PROBLEM REQUIREMENTS: Go through the data and retrieve each line that includes the string "title".
----- EXTRACTED MATERIAL
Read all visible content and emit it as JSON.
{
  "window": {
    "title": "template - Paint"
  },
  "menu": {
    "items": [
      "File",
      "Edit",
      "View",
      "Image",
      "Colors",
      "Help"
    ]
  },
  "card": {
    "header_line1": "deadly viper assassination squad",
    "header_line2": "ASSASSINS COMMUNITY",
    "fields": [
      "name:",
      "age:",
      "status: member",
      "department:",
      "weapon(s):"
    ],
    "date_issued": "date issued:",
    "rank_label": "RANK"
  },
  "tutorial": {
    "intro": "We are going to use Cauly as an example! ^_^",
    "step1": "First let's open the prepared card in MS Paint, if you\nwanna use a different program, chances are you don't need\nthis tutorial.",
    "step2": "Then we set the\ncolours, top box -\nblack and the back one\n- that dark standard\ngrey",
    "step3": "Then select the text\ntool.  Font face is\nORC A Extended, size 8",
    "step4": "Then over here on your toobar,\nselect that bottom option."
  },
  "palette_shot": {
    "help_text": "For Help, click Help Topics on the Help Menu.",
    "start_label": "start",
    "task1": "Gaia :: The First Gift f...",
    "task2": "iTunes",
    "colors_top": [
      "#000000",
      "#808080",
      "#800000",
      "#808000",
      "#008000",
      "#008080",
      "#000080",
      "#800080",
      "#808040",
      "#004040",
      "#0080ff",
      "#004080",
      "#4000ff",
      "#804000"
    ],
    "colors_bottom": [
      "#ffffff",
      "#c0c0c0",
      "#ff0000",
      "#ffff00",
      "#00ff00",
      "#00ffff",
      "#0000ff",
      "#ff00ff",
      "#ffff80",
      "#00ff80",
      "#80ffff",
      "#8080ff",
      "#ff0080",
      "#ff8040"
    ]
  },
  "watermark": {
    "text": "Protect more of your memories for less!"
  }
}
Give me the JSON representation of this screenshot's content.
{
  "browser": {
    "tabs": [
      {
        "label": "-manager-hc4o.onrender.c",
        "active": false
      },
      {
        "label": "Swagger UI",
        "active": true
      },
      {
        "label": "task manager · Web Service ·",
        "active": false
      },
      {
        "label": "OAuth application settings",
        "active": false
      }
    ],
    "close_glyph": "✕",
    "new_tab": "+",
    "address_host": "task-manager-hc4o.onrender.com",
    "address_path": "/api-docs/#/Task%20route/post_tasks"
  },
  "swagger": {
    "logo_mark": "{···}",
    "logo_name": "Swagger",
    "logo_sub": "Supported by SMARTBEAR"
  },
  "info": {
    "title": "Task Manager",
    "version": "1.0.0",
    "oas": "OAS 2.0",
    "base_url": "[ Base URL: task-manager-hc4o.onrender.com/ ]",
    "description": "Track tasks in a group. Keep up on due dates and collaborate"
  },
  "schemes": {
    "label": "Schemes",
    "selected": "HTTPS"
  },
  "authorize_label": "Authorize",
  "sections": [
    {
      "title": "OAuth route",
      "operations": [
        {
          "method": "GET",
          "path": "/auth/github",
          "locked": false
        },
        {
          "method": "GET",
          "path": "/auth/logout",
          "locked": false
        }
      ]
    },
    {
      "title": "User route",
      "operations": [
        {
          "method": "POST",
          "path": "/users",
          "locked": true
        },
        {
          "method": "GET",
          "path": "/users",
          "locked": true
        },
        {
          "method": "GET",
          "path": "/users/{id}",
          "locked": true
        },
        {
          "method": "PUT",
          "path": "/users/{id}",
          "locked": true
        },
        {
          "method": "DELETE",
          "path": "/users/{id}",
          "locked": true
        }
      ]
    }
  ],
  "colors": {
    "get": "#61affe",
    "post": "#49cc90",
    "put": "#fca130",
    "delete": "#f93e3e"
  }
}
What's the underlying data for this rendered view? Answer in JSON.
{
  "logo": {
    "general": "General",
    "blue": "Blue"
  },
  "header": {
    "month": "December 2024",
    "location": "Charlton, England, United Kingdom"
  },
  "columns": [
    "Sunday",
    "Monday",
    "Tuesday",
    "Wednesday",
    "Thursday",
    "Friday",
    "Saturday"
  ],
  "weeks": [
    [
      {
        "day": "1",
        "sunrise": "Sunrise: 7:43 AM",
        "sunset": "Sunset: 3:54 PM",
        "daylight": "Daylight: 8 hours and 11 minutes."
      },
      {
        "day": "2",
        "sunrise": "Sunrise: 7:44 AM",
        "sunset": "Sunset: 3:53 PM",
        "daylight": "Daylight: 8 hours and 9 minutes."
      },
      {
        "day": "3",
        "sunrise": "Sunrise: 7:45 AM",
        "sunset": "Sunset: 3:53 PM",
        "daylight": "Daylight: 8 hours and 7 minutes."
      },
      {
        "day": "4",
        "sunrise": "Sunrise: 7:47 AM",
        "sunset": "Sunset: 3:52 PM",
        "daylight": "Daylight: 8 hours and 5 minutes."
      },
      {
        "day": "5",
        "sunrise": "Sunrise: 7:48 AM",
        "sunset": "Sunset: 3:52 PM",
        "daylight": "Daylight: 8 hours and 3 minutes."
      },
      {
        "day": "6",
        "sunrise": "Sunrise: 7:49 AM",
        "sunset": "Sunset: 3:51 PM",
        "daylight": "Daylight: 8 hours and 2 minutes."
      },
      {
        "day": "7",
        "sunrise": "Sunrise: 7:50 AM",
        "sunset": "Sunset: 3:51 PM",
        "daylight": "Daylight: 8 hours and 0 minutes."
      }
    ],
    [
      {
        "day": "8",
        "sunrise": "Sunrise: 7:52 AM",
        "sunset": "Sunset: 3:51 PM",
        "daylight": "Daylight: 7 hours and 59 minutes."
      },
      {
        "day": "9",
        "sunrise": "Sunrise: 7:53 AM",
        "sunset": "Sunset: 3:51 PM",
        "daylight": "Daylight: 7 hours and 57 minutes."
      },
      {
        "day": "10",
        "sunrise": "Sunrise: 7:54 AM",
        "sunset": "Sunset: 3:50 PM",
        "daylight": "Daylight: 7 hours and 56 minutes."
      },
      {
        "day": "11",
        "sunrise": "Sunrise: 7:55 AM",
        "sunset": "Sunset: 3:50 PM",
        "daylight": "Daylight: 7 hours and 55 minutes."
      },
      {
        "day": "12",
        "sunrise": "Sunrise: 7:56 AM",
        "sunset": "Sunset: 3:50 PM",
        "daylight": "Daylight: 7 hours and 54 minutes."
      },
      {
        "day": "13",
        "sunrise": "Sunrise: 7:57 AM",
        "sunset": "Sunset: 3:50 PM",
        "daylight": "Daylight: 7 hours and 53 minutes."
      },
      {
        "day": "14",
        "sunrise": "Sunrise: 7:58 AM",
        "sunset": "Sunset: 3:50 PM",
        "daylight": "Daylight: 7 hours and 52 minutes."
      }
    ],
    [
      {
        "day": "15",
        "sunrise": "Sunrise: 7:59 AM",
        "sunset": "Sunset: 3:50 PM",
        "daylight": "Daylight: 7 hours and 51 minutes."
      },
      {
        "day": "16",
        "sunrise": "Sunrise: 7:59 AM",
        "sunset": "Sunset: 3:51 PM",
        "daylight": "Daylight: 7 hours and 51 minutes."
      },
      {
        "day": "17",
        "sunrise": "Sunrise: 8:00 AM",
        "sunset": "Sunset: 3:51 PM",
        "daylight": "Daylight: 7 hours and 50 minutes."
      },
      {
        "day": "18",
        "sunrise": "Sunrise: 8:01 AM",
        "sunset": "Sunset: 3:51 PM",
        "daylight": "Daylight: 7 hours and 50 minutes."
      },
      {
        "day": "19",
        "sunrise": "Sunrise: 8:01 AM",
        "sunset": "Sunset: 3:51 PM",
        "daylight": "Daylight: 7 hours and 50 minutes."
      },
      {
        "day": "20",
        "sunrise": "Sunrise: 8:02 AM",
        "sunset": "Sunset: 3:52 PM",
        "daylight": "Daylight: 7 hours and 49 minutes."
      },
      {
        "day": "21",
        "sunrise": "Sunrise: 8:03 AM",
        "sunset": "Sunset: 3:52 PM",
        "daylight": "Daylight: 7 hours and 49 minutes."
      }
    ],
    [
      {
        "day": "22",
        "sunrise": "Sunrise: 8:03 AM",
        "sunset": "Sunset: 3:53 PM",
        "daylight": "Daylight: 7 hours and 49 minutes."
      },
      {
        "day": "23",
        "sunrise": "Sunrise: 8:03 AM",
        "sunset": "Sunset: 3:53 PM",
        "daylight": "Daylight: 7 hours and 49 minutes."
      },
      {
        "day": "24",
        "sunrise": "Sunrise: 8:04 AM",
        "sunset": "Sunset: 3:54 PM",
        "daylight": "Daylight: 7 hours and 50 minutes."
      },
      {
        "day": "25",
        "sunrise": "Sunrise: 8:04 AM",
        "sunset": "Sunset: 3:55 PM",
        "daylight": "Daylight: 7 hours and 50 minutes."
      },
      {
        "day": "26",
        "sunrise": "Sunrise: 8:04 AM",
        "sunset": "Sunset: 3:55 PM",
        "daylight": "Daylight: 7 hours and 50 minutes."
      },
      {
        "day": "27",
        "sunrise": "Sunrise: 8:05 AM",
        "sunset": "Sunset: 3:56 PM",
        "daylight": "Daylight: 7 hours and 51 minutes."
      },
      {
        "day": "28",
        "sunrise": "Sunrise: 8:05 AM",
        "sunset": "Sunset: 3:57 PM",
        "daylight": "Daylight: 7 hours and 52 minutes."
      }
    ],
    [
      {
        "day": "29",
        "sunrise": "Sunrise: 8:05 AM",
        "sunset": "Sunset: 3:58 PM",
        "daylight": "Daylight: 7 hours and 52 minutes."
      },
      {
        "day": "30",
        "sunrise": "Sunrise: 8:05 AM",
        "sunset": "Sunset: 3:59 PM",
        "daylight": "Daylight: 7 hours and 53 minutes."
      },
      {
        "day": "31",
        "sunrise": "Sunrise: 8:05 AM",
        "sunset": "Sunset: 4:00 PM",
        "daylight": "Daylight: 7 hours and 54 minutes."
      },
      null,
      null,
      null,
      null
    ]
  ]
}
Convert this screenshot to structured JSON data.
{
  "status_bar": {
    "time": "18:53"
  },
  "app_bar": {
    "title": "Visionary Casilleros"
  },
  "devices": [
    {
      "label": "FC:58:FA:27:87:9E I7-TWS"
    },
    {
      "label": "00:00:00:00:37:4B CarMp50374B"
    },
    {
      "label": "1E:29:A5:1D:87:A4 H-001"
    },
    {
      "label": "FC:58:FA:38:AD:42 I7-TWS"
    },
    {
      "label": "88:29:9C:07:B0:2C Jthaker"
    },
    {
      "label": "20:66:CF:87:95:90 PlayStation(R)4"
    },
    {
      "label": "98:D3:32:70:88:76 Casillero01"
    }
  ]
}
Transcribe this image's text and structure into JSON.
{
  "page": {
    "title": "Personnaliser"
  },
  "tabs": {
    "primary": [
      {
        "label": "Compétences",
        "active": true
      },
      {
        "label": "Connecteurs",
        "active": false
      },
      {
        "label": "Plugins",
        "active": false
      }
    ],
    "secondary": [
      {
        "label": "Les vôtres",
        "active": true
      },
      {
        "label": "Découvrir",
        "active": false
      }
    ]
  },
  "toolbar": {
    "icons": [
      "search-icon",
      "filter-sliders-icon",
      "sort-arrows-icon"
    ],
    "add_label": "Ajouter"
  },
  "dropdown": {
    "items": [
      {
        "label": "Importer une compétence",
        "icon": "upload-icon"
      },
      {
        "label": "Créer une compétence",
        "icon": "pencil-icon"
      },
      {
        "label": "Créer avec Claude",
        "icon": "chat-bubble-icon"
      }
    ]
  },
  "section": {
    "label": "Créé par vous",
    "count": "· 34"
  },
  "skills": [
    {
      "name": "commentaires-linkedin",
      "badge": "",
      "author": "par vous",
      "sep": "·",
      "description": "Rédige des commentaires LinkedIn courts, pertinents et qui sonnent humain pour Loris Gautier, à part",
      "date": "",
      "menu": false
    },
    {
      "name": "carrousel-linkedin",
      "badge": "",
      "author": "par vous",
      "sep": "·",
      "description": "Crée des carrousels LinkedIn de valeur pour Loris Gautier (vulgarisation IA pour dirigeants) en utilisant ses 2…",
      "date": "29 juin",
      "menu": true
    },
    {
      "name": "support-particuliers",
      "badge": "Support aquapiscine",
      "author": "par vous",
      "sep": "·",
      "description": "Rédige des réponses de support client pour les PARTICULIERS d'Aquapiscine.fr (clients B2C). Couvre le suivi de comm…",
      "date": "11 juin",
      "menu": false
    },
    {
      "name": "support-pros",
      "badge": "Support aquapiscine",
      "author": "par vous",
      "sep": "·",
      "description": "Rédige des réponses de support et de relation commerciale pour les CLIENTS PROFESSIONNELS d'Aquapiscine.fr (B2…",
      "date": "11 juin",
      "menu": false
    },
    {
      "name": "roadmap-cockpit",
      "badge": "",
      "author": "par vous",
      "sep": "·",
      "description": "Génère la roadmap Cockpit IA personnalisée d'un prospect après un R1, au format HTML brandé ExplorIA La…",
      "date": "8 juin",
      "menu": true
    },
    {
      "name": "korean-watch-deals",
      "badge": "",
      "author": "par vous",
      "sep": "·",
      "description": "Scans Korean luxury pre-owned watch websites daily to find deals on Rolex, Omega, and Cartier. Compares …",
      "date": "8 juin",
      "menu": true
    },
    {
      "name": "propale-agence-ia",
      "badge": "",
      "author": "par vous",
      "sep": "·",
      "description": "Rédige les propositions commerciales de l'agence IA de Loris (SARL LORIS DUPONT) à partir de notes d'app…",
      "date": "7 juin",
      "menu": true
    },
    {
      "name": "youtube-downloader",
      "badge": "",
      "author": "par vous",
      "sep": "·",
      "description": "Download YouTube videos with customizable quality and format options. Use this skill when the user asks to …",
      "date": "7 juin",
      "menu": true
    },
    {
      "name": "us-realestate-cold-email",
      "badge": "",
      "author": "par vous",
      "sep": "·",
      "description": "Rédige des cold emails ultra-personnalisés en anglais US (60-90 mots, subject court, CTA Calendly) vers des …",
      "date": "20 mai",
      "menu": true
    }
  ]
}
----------
SOLUTION:
    "title": "template - Paint"
    "title": "Task Manager",
      "title": "OAuth route",
      "title": "User route",
    "title": "Visionary Casilleros"
    "title": "Personnaliser"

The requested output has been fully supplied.